A coalition of Protestant, Roman Catholic and Jewish religious groups and charities Thursday urged Congress to reject pending legislation that would overhaul the welfare system.
If Congress approves the measure, which would put states in control of welfare policies, impose a two-year limit on welfare benefits and reduce food stamps and cash assistance to the poor, the religious leaders said President Clinton should veto the bill.
"This bill is not about ending welfare as we know it; it's about creating child poverty as we haven't seen it," said the Rev. David Beckmann, president of Bread for the World, the nation's largest grass-roots Christian anti-hunger network.
"We are appalled by indications that President Clinton, former Sen. Bob Dole and many congressional leaders are supportive of nutrition and welfare cuts that would likely push an additional 1-million children into poverty," Beckmann said.
As Beckmann and the other religious leaders spoke, the House began debating its version of the welfare bill, a measure that was expected to pass. The Senate was expected to take up the issue Thursday and to quickly pass a bill.
Republicans challenged the opponents' contentions that the bill would throw more children into poverty.
"We live in a world where children have no hope for tomorrow," said Rep. Bill Kolbe, R-Ariz. "This bill ends long-term (welfare) dependency; this bill restores power and flexibility to the states."
But the religious leaders rejected the GOP arguments.
"This bill is . . . a bunch of sound bites thrown together as a piece of legislation," said John Carr, secretary for social development and world peace for the U.S. Catholic Conference, the Roman Catholic bishops social policy arm.
"It reflects the needs of politicians rather than the needs of the poor."
Both Clinton and the GOP-led Congress have promised to "end welfare as we know it" and promote the movement of poor people from welfare to work.

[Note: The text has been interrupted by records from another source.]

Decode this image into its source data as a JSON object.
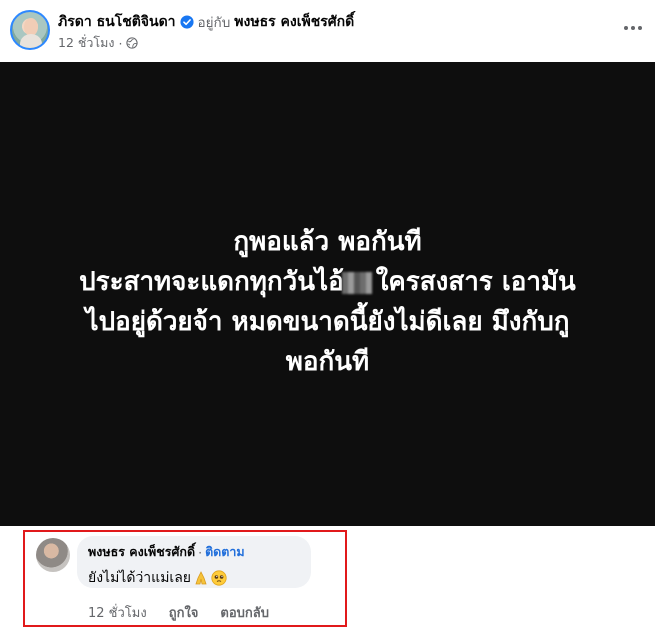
{
  "post": {
    "author": "ภิรดา ธนโชติจินดา",
    "with_text": "อยู่กับ",
    "tagged": "พงษธร คงเพ็ชรศักดิ์",
    "timestamp": "12 ชั่วโมง",
    "image_text_lines": [
      "กูพอแล้ว พอกันที",
      "ประสาทจะแดกทุกวันไอ้",
      "ใครสงสาร เอามัน",
      "ไปอยู่ด้วยจ้า หมดขนาดนี้ยังไม่ดีเลย มึงกับกู",
      "พอกันที"
    ]
  },
  "comment": {
    "author": "พงษธร คงเพ็ชรศักดิ์",
    "separator": "·",
    "follow_label": "ติดตาม",
    "text": "ยังไม่ได้ว่าแม่เลย",
    "time": "12 ชั่วโมง",
    "like_label": "ถูกใจ",
    "reply_label": "ตอบกลับ"
  },
  "colors": {
    "highlight_border": "#e1191b",
    "link_blue": "#216fdb",
    "verified_blue": "#1877f2"
  }
}
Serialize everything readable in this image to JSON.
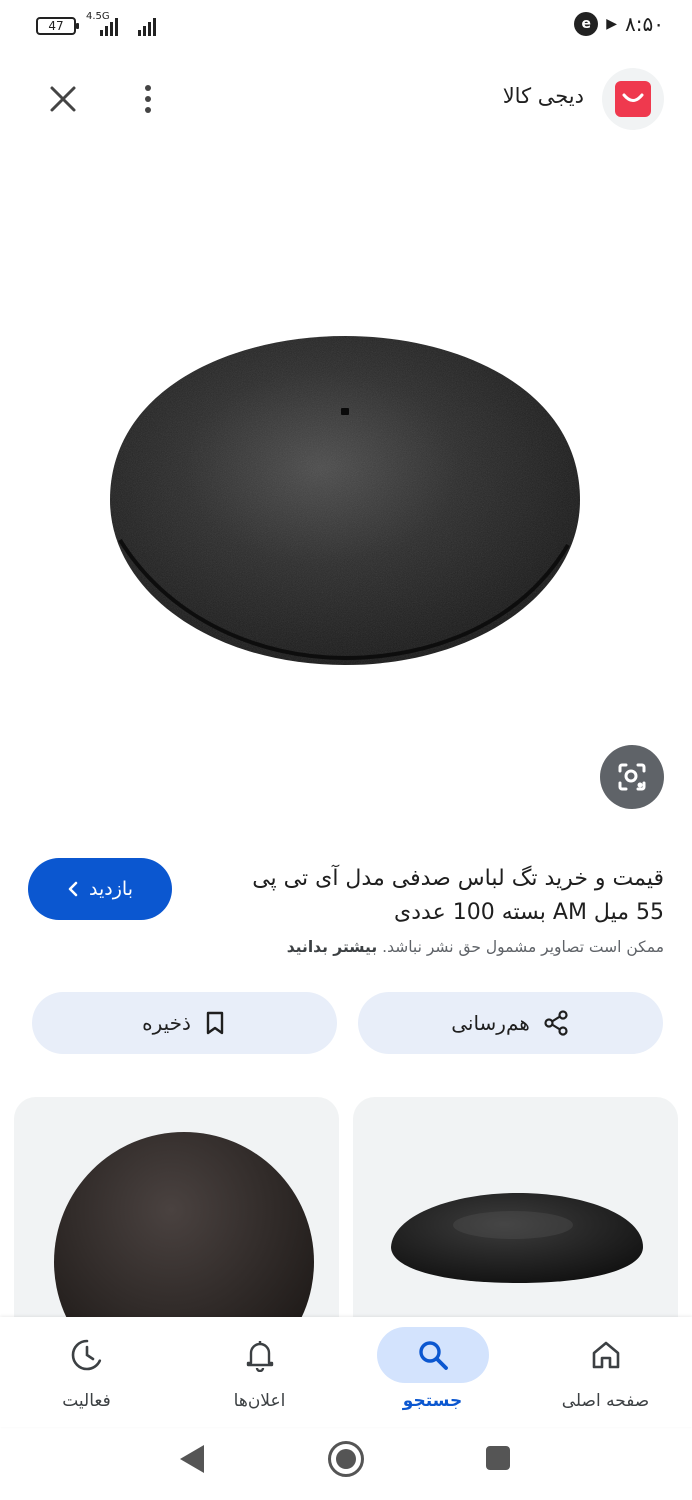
{
  "status_bar": {
    "battery": "47",
    "network": "4.5G",
    "time": "۸:۵۰"
  },
  "header": {
    "site_name": "دیجی کالا",
    "close_icon": "close-icon",
    "more_icon": "more-vert-icon",
    "logo_color": "#ef394e"
  },
  "result": {
    "title_line1": "قیمت و خرید تگ لباس صدفی مدل آی تی پی",
    "title_line2": "55 میل AM بسته 100 عددی",
    "visit_label": "بازدید",
    "copyright_text": "ممکن است تصاویر مشمول حق نشر نباشد.",
    "learn_more": "بیشتر بدانید",
    "share_label": "هم‌رسانی",
    "save_label": "ذخیره"
  },
  "bottom_nav": {
    "items": [
      {
        "label": "صفحه اصلی",
        "icon": "home-icon"
      },
      {
        "label": "جستجو",
        "icon": "search-icon",
        "active": true
      },
      {
        "label": "اعلان‌ها",
        "icon": "bell-icon"
      },
      {
        "label": "فعالیت",
        "icon": "activity-icon"
      }
    ]
  },
  "colors": {
    "accent": "#0b57d0",
    "accent_light": "#d3e3fd",
    "button_bg": "#e8eef9"
  }
}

The pending House bill cuts $60-billion from welfare and nutrition programs over the next six years, including about $26-billion from the food stamp program.
The measure would end the 60-year-old Aid to Families with Dependent Children program, the main cash assistance program for the estimated 12.8-million people on welfare, including 8.8-million children. Rather, it would provide states a lump sum of money, or block grants, to devise their own welfare programs. While giving states such flexibility, the measure would impose strict limits on the time a family can be on welfare and would deny benefits to children if the mother becomes pregnant while on welfare, a provision known as the "family cap."
The "family cap" has come under particular criticism by religious groups because they think it punishes children for their mother's behavior. The Catholic bishops also argue that it will lead to an increase in abortions.
"Under this provision," said Carr, "many states will tell a young woman "we'll pay for your abortion, but we will not help you raise your child in dignity.' "
The religious coalition has fought the GOP proposals since they were first announced two years ago and was influential in persuading Clinton to veto earlier versions of the bill. Clinton has sent mixed signals about the current legislation. Wednesday, the White House said Clinton had a dozen objections to the bill and urged the House to adopt a version with more moderate cuts.
Beckmann said the group is seeking a meeting with Clinton but has not heard from the White House.
Sister Christine Vladimiroff, president of Second Harvest, a network of 181 regional food banks serving 26-million Americans annually, said the sharp reduction in the food stamp program would mean "20-billion fewer meals for hungry Americans" over the next six years.
"That is an unacceptable proposition in a nation with too many hungry people already," she said.
Critics of the bill cited moral as well as policy arguments.
"If there is one central principle of economic justice that dominates the 3,000 years of Jewish and communal practice, it is this: The moral test of any society is what its economic and social policies do for the most vulnerable of God's children, and above all, the children of God's children," said Rabbi David Saperstein, director of the Religious Action Center of Reform Judaism.
The Rev. Joan Brown Campbell, general secretary of the National Council of Churches, echoed Saperstein, saying: "Our spiritual heritage charges us to care for all, especially those caught in poverty. . . . The moral vision that claims us has led us to craft a society committed to providing for and protecting the poor, the vulnerable, the children, the elderly, the strangers in our midst."